Database sprawl is a lot like expanding into the suburbs: your house may be empty at first, but before you know it, you’re having to stuff things into your attic.
Similarly, you may start out with a core database, but as you grow, you end up acquiring more and more databases, many with specific purposes, and eventually have a sprawling database ecosystem. There’s no central management; systems are tied to each other even though provisioning is siloed. Suddenly you end up with thousands of databases – and a higher overhead cost to manage them.
While you might have a garage sale in the suburbs to consolidate your things, you can’t exactly do that with your database ecosystem.
The Problem with Database Access
Let’s take a tangible example:
Imagine a company that starts out with a single MySQL database, but then quickly burgeons to five or six of them. Each time an employee needs access, the company will have to provision access to each database manually, based on that individuals’ role and needs. These access requests often go through a multi-stage approval process, which can take days or weeks, especially for production systems. As a result, DevOps, SREs, and/or the IT team spend entirely too much time provisioning database access.
Often, companies will try to create their own database access solution. But not only do they have to build the tool, but they also have to manage it. Every time a bug arises or even a new database is added, the team has to go back in and fix it. Other companies may try to write Ansible scripts to provide access. This approach typically works well at first, when there’s only a few databases and employees, but begins to break once the company starts to scale.
It can also be tempting to keep a lot of security layers in place, no matter what tool you choose. This is especially true for organizations looking to embrace Zero Trust, or those that layer access via a networking, firewall, VPN, and an identity management provider. This can slow down access to databases and be redundant. Working with these layers also means that your team is spending a lot more time maintaining systems.
If this sounds like your organization, you’re not alone. And you know you need to solve this database access problem. When you automate access, the team in charge of provisioning access is freed up for more strategic work. There’s less management overhead, and employees that need access have it that much faster.
Moving Toward Automated Database Access Management
The first step in automating access management is to figure out your access plan and how your permissions work, and then to map out how you intend for it to work. Understanding who is accessing your databases today, how they’re being accessed, and whether specific access is warranted is foundational to simplifying access.
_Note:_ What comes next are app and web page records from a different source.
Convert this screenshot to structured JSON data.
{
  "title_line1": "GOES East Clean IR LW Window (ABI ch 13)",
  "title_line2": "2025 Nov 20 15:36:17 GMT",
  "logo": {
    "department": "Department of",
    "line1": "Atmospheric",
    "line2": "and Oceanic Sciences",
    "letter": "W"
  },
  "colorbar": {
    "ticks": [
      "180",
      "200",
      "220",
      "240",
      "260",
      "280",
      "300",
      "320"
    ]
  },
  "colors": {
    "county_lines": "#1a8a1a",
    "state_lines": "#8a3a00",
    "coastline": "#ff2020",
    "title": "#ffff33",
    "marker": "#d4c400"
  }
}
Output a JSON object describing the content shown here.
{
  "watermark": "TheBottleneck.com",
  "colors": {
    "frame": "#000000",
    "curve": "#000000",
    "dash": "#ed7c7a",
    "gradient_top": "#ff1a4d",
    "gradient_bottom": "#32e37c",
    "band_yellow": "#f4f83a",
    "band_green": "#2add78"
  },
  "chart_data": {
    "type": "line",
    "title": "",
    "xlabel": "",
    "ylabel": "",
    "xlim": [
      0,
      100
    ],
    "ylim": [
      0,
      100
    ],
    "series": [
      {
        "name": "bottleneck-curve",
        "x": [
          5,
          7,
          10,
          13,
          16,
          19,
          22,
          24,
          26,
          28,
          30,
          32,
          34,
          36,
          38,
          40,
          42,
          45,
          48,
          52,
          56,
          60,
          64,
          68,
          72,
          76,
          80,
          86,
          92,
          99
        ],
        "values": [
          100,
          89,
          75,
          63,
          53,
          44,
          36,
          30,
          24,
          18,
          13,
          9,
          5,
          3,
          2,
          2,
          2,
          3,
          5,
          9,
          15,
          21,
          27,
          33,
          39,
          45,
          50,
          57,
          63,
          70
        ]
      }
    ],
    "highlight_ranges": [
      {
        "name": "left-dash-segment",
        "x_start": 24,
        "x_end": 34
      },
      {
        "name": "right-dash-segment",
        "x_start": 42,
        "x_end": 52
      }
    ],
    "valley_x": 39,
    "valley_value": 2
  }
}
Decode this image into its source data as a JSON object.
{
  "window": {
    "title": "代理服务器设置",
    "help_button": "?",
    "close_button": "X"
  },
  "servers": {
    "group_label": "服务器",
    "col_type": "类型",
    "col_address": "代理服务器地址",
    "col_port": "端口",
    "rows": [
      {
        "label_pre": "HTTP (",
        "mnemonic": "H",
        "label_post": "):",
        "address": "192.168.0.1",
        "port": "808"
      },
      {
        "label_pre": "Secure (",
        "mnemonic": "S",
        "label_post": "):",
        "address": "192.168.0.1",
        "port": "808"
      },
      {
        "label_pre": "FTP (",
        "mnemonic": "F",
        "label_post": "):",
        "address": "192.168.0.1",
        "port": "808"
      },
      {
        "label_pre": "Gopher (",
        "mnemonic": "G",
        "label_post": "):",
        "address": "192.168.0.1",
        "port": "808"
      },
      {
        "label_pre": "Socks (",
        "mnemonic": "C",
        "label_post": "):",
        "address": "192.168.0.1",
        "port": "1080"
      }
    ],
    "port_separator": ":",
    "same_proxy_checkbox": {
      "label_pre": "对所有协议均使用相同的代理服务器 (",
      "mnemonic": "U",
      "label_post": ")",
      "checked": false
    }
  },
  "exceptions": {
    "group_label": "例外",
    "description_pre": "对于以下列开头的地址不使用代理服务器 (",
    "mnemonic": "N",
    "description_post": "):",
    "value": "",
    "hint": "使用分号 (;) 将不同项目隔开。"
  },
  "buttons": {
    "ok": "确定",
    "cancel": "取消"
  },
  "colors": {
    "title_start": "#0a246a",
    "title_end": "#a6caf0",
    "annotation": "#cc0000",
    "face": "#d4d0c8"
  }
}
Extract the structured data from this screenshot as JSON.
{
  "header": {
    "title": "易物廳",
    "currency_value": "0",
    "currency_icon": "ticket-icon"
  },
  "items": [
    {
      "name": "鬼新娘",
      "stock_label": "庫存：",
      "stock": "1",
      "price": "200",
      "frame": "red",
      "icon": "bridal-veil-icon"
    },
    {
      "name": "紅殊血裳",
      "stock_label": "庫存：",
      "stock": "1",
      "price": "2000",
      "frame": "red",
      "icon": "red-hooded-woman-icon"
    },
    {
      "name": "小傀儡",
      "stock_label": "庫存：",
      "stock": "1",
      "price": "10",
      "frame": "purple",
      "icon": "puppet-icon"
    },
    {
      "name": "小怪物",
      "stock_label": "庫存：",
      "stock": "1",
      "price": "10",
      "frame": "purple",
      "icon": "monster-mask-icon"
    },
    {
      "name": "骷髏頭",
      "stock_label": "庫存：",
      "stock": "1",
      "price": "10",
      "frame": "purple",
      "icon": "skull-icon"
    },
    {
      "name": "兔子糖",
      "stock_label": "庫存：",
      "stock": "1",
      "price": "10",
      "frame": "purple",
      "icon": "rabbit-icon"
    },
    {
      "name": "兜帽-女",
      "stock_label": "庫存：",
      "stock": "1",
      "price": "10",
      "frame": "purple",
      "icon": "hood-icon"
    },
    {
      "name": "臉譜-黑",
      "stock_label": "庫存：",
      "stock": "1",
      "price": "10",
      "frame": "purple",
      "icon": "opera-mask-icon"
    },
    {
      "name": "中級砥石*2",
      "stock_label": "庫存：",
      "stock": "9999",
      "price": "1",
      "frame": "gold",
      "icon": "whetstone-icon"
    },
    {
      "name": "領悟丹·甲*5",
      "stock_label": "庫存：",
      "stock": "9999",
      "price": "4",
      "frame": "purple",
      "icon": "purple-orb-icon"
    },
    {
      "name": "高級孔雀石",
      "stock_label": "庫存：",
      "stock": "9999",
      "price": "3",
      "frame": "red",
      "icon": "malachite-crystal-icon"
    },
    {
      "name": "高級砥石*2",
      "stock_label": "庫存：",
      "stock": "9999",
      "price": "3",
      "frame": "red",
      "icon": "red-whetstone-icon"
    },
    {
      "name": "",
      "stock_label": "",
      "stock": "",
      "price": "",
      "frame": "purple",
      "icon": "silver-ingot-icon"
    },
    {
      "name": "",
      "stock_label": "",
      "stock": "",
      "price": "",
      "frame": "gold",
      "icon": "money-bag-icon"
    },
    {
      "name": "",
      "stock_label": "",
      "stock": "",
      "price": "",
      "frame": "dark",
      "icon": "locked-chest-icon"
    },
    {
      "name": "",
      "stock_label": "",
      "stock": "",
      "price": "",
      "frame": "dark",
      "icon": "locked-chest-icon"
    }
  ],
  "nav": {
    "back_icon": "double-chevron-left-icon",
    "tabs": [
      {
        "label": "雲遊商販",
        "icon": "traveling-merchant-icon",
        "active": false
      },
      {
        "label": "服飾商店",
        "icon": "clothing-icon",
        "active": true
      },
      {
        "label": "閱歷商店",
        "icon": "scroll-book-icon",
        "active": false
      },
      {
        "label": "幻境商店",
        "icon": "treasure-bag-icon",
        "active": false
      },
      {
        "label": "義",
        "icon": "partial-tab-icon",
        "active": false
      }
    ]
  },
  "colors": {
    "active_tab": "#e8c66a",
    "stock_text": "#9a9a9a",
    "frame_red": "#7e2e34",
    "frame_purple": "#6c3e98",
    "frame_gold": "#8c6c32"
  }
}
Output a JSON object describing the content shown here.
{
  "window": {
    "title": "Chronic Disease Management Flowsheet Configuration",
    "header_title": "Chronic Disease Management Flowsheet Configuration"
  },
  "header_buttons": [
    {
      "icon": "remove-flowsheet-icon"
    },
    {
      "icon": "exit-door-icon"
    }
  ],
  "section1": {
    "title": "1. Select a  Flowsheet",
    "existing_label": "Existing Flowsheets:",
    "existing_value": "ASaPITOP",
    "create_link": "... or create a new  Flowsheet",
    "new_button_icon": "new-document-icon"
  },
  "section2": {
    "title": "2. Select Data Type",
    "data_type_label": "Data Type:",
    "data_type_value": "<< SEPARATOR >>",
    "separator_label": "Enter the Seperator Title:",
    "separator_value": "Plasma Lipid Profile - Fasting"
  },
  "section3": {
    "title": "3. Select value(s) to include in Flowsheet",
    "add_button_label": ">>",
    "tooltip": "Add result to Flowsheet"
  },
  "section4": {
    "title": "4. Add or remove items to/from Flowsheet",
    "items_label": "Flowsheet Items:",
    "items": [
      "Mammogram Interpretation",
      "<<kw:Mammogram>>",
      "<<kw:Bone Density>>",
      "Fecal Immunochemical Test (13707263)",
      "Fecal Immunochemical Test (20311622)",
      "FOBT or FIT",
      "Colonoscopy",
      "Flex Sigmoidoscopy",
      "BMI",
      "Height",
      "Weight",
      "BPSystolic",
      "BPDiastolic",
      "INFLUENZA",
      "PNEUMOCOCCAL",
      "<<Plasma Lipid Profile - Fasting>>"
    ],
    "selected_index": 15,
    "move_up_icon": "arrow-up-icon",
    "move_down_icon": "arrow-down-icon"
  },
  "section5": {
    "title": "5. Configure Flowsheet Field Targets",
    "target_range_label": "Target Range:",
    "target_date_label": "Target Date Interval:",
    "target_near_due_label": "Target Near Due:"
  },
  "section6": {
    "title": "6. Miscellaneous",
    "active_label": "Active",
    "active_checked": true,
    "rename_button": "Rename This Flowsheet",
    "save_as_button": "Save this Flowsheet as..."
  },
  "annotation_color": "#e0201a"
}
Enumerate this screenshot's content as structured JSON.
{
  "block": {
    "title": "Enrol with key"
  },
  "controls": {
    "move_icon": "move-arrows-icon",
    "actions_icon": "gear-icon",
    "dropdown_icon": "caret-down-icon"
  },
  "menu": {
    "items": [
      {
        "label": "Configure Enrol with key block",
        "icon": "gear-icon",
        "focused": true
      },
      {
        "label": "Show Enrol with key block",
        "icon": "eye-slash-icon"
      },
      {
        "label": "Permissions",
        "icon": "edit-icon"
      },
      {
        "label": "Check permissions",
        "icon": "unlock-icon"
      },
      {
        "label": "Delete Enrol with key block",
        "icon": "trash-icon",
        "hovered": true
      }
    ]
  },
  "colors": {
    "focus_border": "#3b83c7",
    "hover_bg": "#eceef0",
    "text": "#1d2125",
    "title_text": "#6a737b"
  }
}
Once this is in place, you have to start the process of automating database access. Why would you want to automate? It provides some tangible benefits:
- Automation removes human error, like overprovisioning and underprovisioning, once you’ve defined your access rules.
- You’ll eliminate the lag time between the request for access and the approval so that employees can get to work developing new applications.
- You’ll also mitigate risk by not automatically granting access to a database that could be used as a backdoor for security breaches.
How to Automate & Get Started
If you don’t want to build your own tool to automate database access provisioning, there are tools available to help you with the automation process (*cough* strongDM *cough*). The steps are fairly straightforward:
- Inventory all of your resources and users’ access
- Map common permissions into roles
- Reduce the overhead required to grant access to resources
Certainly easier said than done. Traditionally, there’s a networking layer, like a VPN, an access layer for individual systems, and an auditing layer. Using strongDM consolidates these layers and reduces the complexity that a lot of organizations struggle with. strongDM is able to automate credentialing because it:
- Automatically assigns permissions based on user role
- Makes it easy to provide/revoke temporary access for contractors or on-call users
- Works with your workflow tools like Terraform, Ansible, or via SDKs
The outcome is a simplified, one-click approach to database access provisioning for users.
See Automated Database Credentialing in Action
Want to know how you can begin or improve automating your database access? It just takes a quick, no BS demo.